### [Directions]
From the first line to the last, retype the listing without any alteration.

### [Study material]
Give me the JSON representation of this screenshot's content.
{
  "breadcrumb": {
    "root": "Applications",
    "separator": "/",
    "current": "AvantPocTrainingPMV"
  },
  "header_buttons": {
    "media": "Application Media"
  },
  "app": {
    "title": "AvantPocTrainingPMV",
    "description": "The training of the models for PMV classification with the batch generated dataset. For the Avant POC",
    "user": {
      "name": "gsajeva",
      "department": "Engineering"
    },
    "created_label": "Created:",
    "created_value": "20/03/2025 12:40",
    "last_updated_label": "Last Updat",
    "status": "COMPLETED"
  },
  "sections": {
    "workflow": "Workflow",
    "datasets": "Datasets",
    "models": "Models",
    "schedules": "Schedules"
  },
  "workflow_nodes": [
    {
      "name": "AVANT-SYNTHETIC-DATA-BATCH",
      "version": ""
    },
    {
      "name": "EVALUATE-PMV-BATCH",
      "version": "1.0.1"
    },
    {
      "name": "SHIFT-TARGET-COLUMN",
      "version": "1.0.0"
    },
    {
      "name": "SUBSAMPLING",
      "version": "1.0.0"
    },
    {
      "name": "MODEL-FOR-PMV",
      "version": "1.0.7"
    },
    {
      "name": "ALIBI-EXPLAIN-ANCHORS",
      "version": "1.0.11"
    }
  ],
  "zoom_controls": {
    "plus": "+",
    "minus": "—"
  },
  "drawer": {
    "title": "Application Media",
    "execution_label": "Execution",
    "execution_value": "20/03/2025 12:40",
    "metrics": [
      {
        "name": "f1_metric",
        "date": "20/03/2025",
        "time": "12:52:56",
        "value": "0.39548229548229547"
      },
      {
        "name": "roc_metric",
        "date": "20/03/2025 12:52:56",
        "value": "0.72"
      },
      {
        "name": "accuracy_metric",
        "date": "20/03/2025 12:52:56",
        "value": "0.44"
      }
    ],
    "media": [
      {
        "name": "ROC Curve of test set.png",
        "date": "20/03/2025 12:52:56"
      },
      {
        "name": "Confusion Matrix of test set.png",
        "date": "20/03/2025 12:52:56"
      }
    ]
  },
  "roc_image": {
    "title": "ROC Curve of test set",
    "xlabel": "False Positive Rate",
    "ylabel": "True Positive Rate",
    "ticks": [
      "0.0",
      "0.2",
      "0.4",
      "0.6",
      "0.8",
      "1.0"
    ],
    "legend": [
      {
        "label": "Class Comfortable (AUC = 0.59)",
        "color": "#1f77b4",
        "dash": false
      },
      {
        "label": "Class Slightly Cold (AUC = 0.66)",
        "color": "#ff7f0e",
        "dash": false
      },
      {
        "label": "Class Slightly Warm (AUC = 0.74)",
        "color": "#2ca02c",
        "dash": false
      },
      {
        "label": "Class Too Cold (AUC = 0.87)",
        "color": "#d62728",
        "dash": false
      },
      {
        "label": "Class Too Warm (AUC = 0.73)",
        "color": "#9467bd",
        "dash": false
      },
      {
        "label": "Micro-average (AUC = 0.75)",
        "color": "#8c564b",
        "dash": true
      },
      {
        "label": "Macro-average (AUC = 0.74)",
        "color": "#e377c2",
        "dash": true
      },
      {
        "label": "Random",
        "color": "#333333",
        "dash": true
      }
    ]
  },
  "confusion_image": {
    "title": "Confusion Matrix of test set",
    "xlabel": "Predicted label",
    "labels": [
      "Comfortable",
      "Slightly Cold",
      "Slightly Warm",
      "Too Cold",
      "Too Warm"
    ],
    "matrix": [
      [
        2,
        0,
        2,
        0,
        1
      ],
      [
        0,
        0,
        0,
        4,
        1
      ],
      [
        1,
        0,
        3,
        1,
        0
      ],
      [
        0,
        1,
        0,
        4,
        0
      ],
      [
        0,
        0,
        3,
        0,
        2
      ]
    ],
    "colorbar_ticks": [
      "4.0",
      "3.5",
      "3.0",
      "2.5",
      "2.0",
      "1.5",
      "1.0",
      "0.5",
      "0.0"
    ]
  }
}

### [Reply]
Give me the JSON representation of this screenshot's content.
{
  "breadcrumb": {
    "root": "Applications",
    "separator": "/",
    "current": "AvantPocTrainingPMV"
  },
  "header_buttons": {
    "media": "Application Media"
  },
  "app": {
    "title": "AvantPocTrainingPMV",
    "description": "The training of the models for PMV classification with the batch generated dataset. For the Avant POC",
    "user": {
      "name": "gsajeva",
      "department": "Engineering"
    },
    "created_label": "Created:",
    "created_value": "20/03/2025 12:40",
    "last_updated_label": "Last Updat",
    "status": "COMPLETED"
  },
  "sections": {
    "workflow": "Workflow",
    "datasets": "Datasets",
    "models": "Models",
    "schedules": "Schedules"
  },
  "workflow_nodes": [
    {
      "name": "AVANT-SYNTHETIC-DATA-BATCH",
      "version": ""
    },
    {
      "name": "EVALUATE-PMV-BATCH",
      "version": "1.0.1"
    },
    {
      "name": "SHIFT-TARGET-COLUMN",
      "version": "1.0.0"
    },
    {
      "name": "SUBSAMPLING",
      "version": "1.0.0"
    },
    {
      "name": "MODEL-FOR-PMV",
      "version": "1.0.7"
    },
    {
      "name": "ALIBI-EXPLAIN-ANCHORS",
      "version": "1.0.11"
    }
  ],
  "zoom_controls": {
    "plus": "+",
    "minus": "—"
  },
  "drawer": {
    "title": "Application Media",
    "execution_label": "Execution",
    "execution_value": "20/03/2025 12:40",
    "metrics": [
      {
        "name": "f1_metric",
        "date": "20/03/2025",
        "time": "12:52:56",
        "value": "0.39548229548229547"
      },
      {
        "name": "roc_metric",
        "date": "20/03/2025 12:52:56",
        "value": "0.72"
      },
      {
        "name": "accuracy_metric",
        "date": "20/03/2025 12:52:56",
        "value": "0.44"
      }
    ],
    "media": [
      {
        "name": "ROC Curve of test set.png",
        "date": "20/03/2025 12:52:56"
      },
      {
        "name": "Confusion Matrix of test set.png",
        "date": "20/03/2025 12:52:56"
      }
    ]
  },
  "roc_image": {
    "title": "ROC Curve of test set",
    "xlabel": "False Positive Rate",
    "ylabel": "True Positive Rate",
    "ticks": [
      "0.0",
      "0.2",
      "0.4",
      "0.6",
      "0.8",
      "1.0"
    ],
    "legend": [
      {
        "label": "Class Comfortable (AUC = 0.59)",
        "color": "#1f77b4",
        "dash": false
      },
      {
        "label": "Class Slightly Cold (AUC = 0.66)",
        "color": "#ff7f0e",
        "dash": false
      },
      {
        "label": "Class Slightly Warm (AUC = 0.74)",
        "color": "#2ca02c",
        "dash": false
      },
      {
        "label": "Class Too Cold (AUC = 0.87)",
        "color": "#d62728",
        "dash": false
      },
      {
        "label": "Class Too Warm (AUC = 0.73)",
        "color": "#9467bd",
        "dash": false
      },
      {
        "label": "Micro-average (AUC = 0.75)",
        "color": "#8c564b",
        "dash": true
      },
      {
        "label": "Macro-average (AUC = 0.74)",
        "color": "#e377c2",
        "dash": true
      },
      {
        "label": "Random",
        "color": "#333333",
        "dash": true
      }
    ]
  },
  "confusion_image": {
    "title": "Confusion Matrix of test set",
    "xlabel": "Predicted label",
    "labels": [
      "Comfortable",
      "Slightly Cold",
      "Slightly Warm",
      "Too Cold",
      "Too Warm"
    ],
    "matrix": [
      [
        2,
        0,
        2,
        0,
        1
      ],
      [
        0,
        0,
        0,
        4,
        1
      ],
      [
        1,
        0,
        3,
        1,
        0
      ],
      [
        0,
        1,
        0,
        4,
        0
      ],
      [
        0,
        0,
        3,
        0,
        2
      ]
    ],
    "colorbar_ticks": [
      "4.0",
      "3.5",
      "3.0",
      "2.5",
      "2.0",
      "1.5",
      "1.0",
      "0.5",
      "0.0"
    ]
  }
}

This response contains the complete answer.